Israel's High Court

Clears Gaza Pullout

JERUSALEM -- Israel's highest court on Thursday rejected a challenge by Jewish settlers to Israel's planned withdrawal from the Gaza Strip, clearing the last major legal hurdle to a pullout in August.

In Gaza, Palestinian Authority President Mahmoud Abbas secured a commitment from militant groups to maintain a truce with Israel that had been shaken by recent violence.

In the closely watched settler case, a High Court panel voted 10 to 1 to leave largely intact, with only minor technical changes, a parliament-approved compensation package for the 9,000 people slated to be evacuated from 21 settlements in Gaza and four in the West Bank.

Settlers seeking to block any withdrawal from occupied land had filed 12 petitions calling for the "disengagement" law to be invalidated or significantly rewritten on grounds that it violated their human rights.


* TORONTO -- Canada's Supreme Court dealt a powerful blow to the state monopoly on health care, striking down a Quebec ban on private health insurance for services provided under the country's Medicare system of universal coverage.

Although the unanimous ruling applies only to Quebec, it is sure to inspire similar cases in other provinces and give impetus to a growing movement pushing for public and private care.

The court said Quebec's prohibition violated the province's charter of rights by threatening the lives of patients, and the justices noted that other countries have successfully combined private and public care.


* DAMASCUS, Syria -- Syria's ruling Baath Party endorsed reforms that include allowing independent political parties, relaxing a state of emergency and granting greater freedom of the press -- big steps for a government that has been slow to change.

The recommendations, approved at a party congress, fall short of the extensive changes sought by many at home and abroad, and must be approved by Syria's legislature -- a process that could take more than a year. Parliament also could modify the reforms.

In addition, the party said Syria should improve relations with Iraq, find a solution to problems with its minority Kurds and commit itself to a strategy of peace to "restore occupied lands," a reference to the Israeli-occupied Golan Heights, the official Syrian TV reported.


* NAIROBI -- A Kenyan judge dropped murder charges against four men accused in the al Qaeda car bombing of a resort hotel that killed 15 people. Prosecutors produced no evidence to tie the men to al Qaeda or the 2002 bombing of the Israeli-owned Paradise Hotel, north of Mombasa, the judge ruled.


* BERLIN -- A German appeals court upheld the acquittal of a Moroccan accused of helping the Sept. 11 hijackers, but authorities said the man remained a threat and would be expelled from the country within two weeks.
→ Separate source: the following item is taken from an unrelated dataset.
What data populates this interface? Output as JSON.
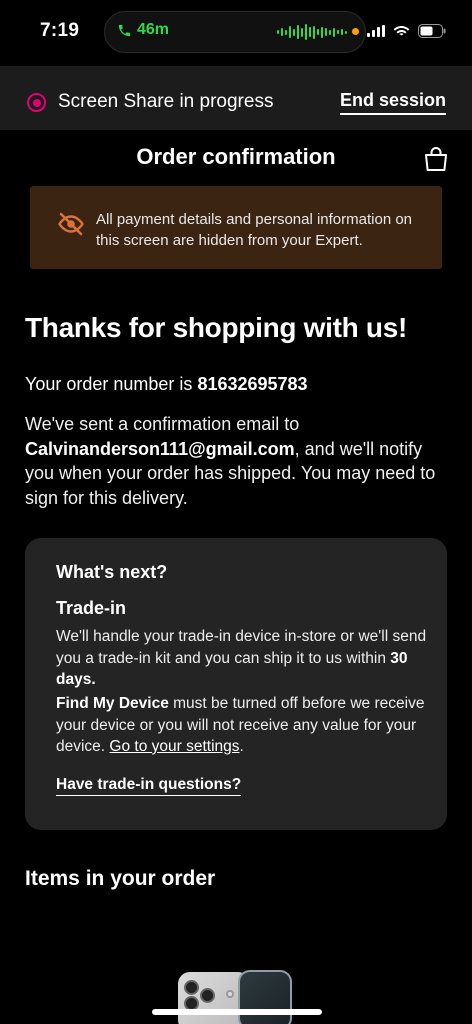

Abdelghani Mzoudi, 32, was acquitted in February 2004 of charges that he helped Mohamed Atta, Marwan Al-Shehhi and Ziad Jarrah in their plot to attack the United States. He faced more than 3,000 counts of being an accessory to murder.

Hamburg's top security official, Udo Nagel, said his office would expel Mzoudi because it "stands by its view that Mzoudi threatens the free democratic order and supports terrorist organizations."

* PARIS -- Traffic was paralyzed and Parisians waited in long lines for buses during a protest against changes to the labor code that were announced Wednesday by newly appointed Prime Minister Dominique de Villepin as part of a job-creation initiative.

A key employees' union, which said other demonstrations took place in towns outside the capital, called the protest a prelude to a major labor action set for June 21.

Villepin, 51, blamed Socialist Party policies for the country's 10.2 percent unemployment rate, which he aims to address by instituting flexible hiring policies and making business more competitive.

Villepin won a parliamentary vote of confidence, but opposition lawmakers denounced his plan.

Bernard Thibault, secretary general of the CGT labor union, declared in Le Figaro, a French newspaper, that the government was putting "a knife to our throats" with its proposals.

-- Erika Lorentzsen

* BELGRADE -- The United States lifted its freeze on $10 million in aid for Serbia and Montenegro, saying the Balkan country had improved its cooperation with the U.N. war crimes tribunal.

Congress in January withheld the aid because of Serbia's failure to arrest and extradite several Serb suspects. But since October, Serbia has negotiated the surrender of about a dozen.

-- From News Services

Members of a French labor union protest in Paris after the prime minister announced changes in the job code.